The indictment of Gov. Rick Perry on two corruption-related felony counts took the state by surprise on Friday.
The abuse of power charge stems from Perry threatening to veto the funding of Travis County's public integrity unit unless Travis County District Attorney Rosmary Lehmberg resigned. She didn't and Perry vetoed the funds.
Perry called the indictments politically motivated and was unrepentant at his Saturday press conference and on weekend talk shows. There are many on both sides of the aisle that believe the case rests on shaky ground.
Unless he was demonstrably trying to scrap the ethics unit for other than his stated reason, Perry indictment seems pretty sketchy.
— David Axelrod (@davidaxelrod) August 16, 2014

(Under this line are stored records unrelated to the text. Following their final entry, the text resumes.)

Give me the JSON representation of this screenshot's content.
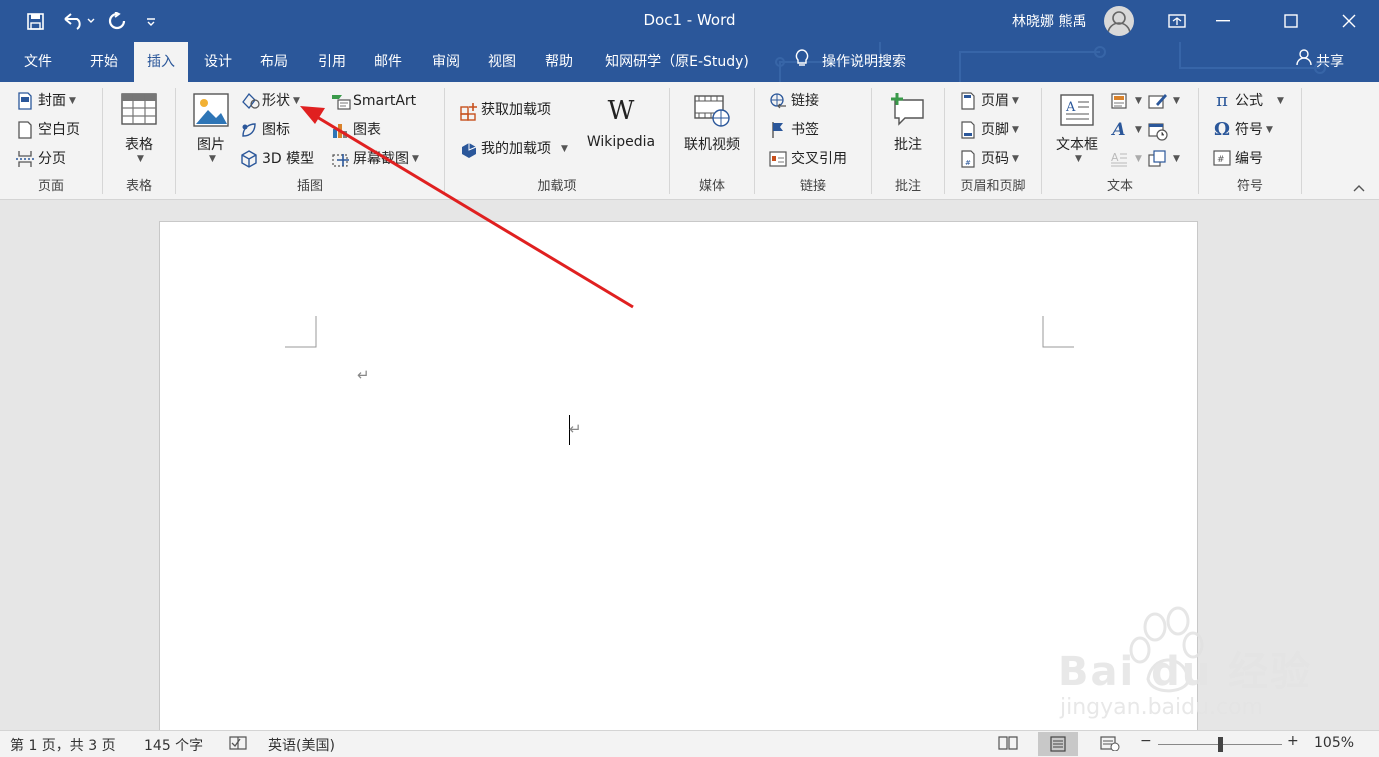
{
  "titlebar": {
    "doc_title": "Doc1  -  Word",
    "user_name": "林晓娜 熊禹"
  },
  "tabs": [
    {
      "label": "文件"
    },
    {
      "label": "开始"
    },
    {
      "label": "插入"
    },
    {
      "label": "设计"
    },
    {
      "label": "布局"
    },
    {
      "label": "引用"
    },
    {
      "label": "邮件"
    },
    {
      "label": "审阅"
    },
    {
      "label": "视图"
    },
    {
      "label": "帮助"
    },
    {
      "label": "知网研学（原E-Study)"
    }
  ],
  "tell_me": "操作说明搜索",
  "share": "共享",
  "ribbon": {
    "pages": {
      "label": "页面",
      "cover": "封面",
      "blank": "空白页",
      "break": "分页"
    },
    "tables": {
      "label": "表格",
      "table": "表格"
    },
    "illustrations": {
      "label": "插图",
      "pictures": "图片",
      "shapes": "形状",
      "icons": "图标",
      "model3d": "3D 模型",
      "smartart": "SmartArt",
      "chart": "图表",
      "screenshot": "屏幕截图"
    },
    "addins": {
      "label": "加载项",
      "get": "获取加载项",
      "my": "我的加载项",
      "wikipedia": "Wikipedia",
      "wiki_logo": "W"
    },
    "media": {
      "label": "媒体",
      "video": "联机视频"
    },
    "links": {
      "label": "链接",
      "link": "链接",
      "bookmark": "书签",
      "crossref": "交叉引用"
    },
    "comments": {
      "label": "批注",
      "comment": "批注"
    },
    "header_footer": {
      "label": "页眉和页脚",
      "header": "页眉",
      "footer": "页脚",
      "page_number": "页码"
    },
    "text": {
      "label": "文本",
      "textbox": "文本框"
    },
    "symbols": {
      "label": "符号",
      "equation": "公式",
      "symbol": "符号",
      "number": "编号",
      "pi": "π",
      "omega": "Ω"
    }
  },
  "status": {
    "page": "第 1 页，共 3 页",
    "words": "145 个字",
    "language": "英语(美国)",
    "zoom": "105%",
    "zoom_minus": "−",
    "zoom_plus": "+"
  },
  "document": {
    "paragraph_mark": "↵"
  },
  "watermark": {
    "brand": "Bai du 经验",
    "url": "jingyan.baidu.com"
  },
  "colors": {
    "accent": "#2b579a",
    "arrow": "#e02020"
  }
}
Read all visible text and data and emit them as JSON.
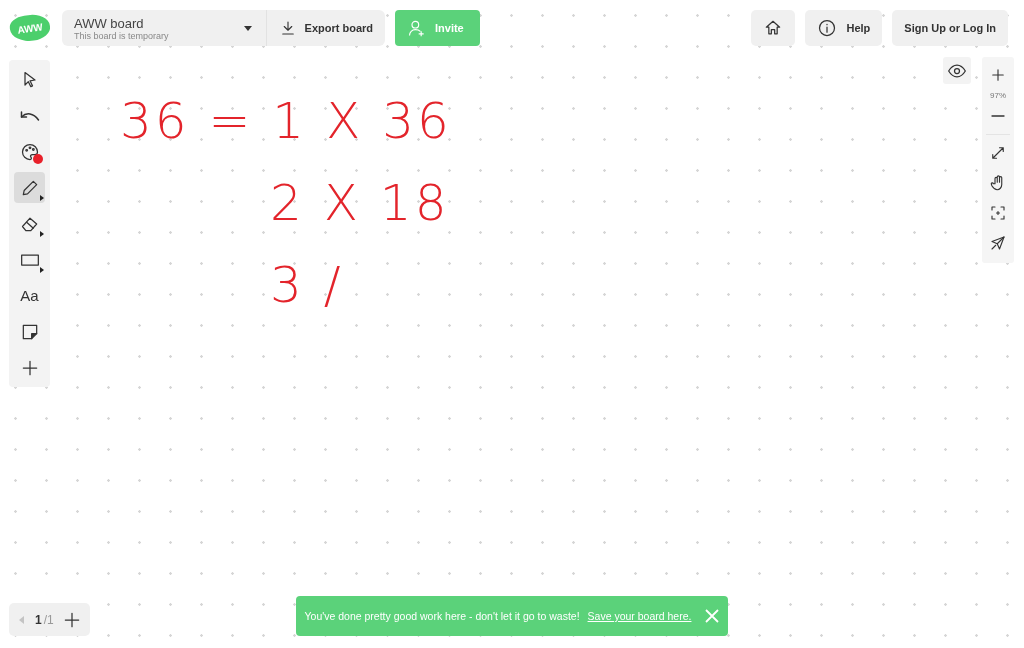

The future political career of the longest-serving Texas governor is at question. Perry has made the most trips to Iowa of any assumed 2016 republican presidential candidate, and according to the associated press will continue to press the flesh in two other primary states in the next two weeks.
Will Gov. Perry beat the rap? How will the case determine his political fate?
- Craig McDonald, director of Texans for Public Justice, the group that filed the ethics complaint against Gov. Perry.
- Brian Wice, defense attorney who has represented high-profile political clients, including Tom DeLay.
- Cal Jillson, professor of political science at Southern Methodist University.
*This is the first segment in the August 18 edition of The Source, which airs at 3 p.m. on KSTX 89.1 FM. Audio from this show will be posted by 5:30 p.m.